Lake County has the second highest number of patients on the organ waiting list in Indiana with 201, trailing only Marion County, according to data from the Indiana Organ Procurement Organization. In Porter County, 40 people are on the organ waiting list.
IOPO professional services coordinator Cindy Alexander said about 70 percent of licensed drivers in Indiana are registered as organ donors, but the number is particularly high among young people, with nearly 90 percent opting to donate.
“We’re trying to find new avenues to appeal to populations who haven’t signed up, so we’ve reached out to the UAW and other unions,” Alexander said.
For some, a personal connection led to their organ donations. Julie Crane, a neuro ICU nurse at Methodist, donated one of her kidneys in 2005 when a family friend — a 5-year-old boy — was suffering from prune belly syndrome, which causes malformation of his abdominal organs.
“When I told my mom I was going to do it, she said ‘Go for it!’ ” Crane said. “We only use about one-third of one kidney, so the way I looked at it is I have an extra kidney.
“I’ve given him nine good years without dialysis, nine years of good health and nine years of fighting with his sister.”
For Angie Merryman and Crystal Nunez, the heartbreak of losing their brother and mother to cirrhosis of the liver led them to volunteer and become advocates for organ donation.
Their 37-year-old brother, Javier Nunez, went from being an avid cyclist to struggling to stay active. He got on the organ waiting list and received a liver transplant on his birthday — Aug. 3, 2011, but he died from a cerebral hemorrhage four days later.
Merryman said their father immediately brought up the possibility of donating his son’s organs, eyes and tissues.

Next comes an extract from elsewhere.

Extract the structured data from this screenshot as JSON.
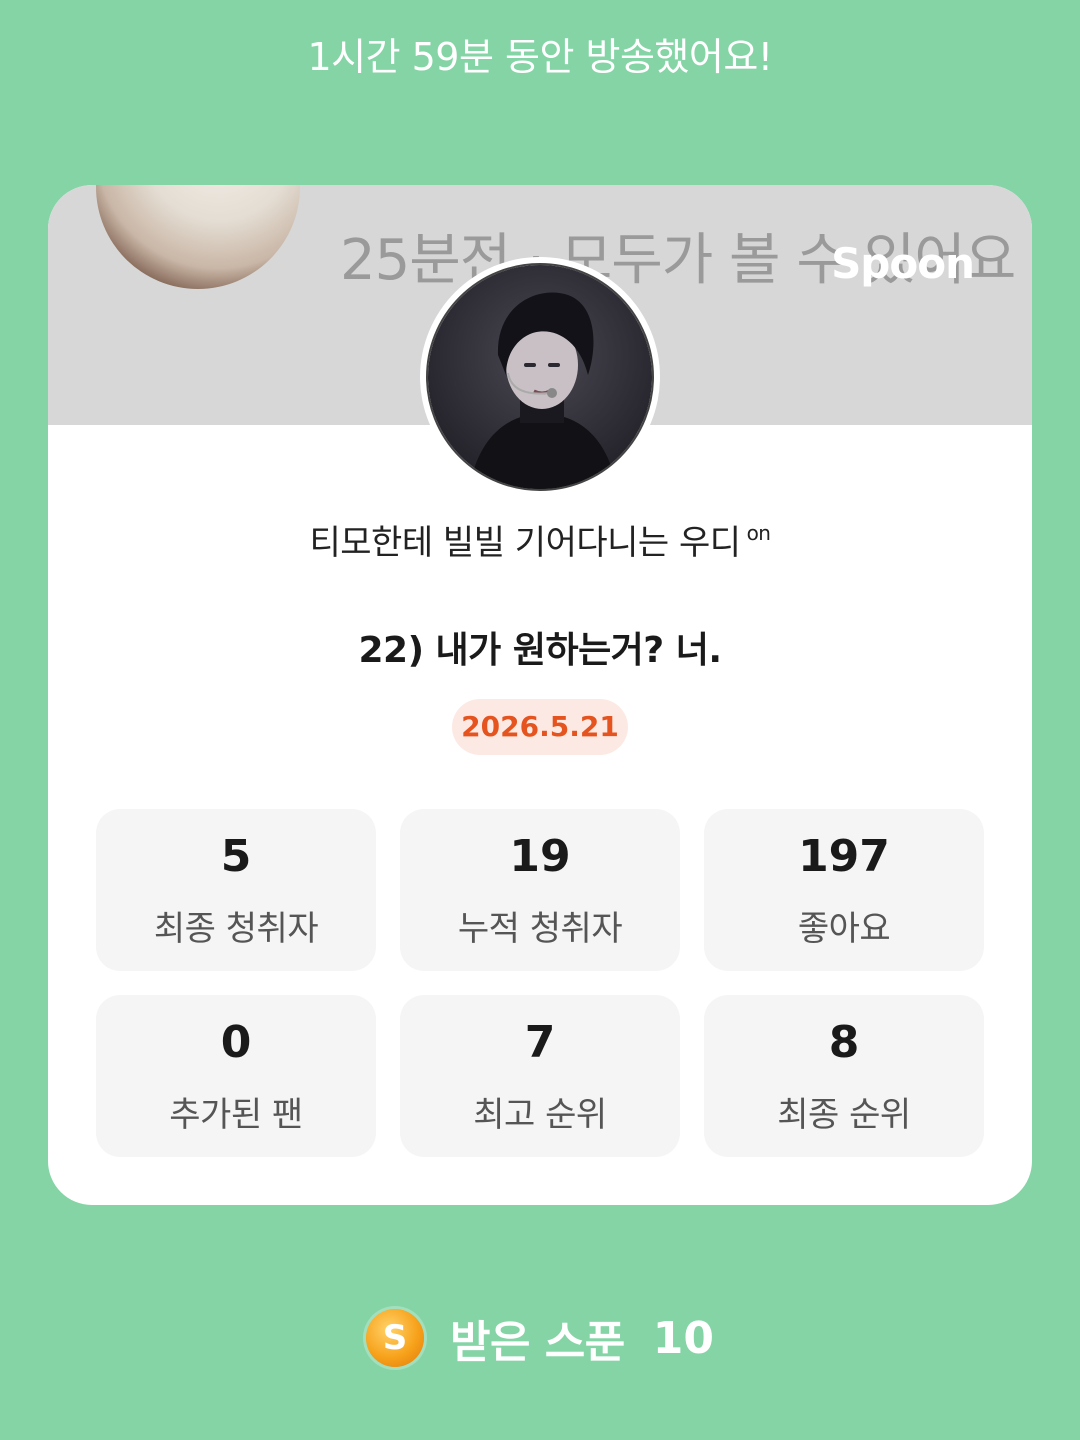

Nunez’s family donated his corneas and bone grafts.
“Receiving letters from recipients, we were able to use those and they were helpful in the healing process,” Merryman said.
Their mother died last month, on March 8, while waiting for a transplant.
“We were really thinking that any day now there was going to be a match,” Merryman said.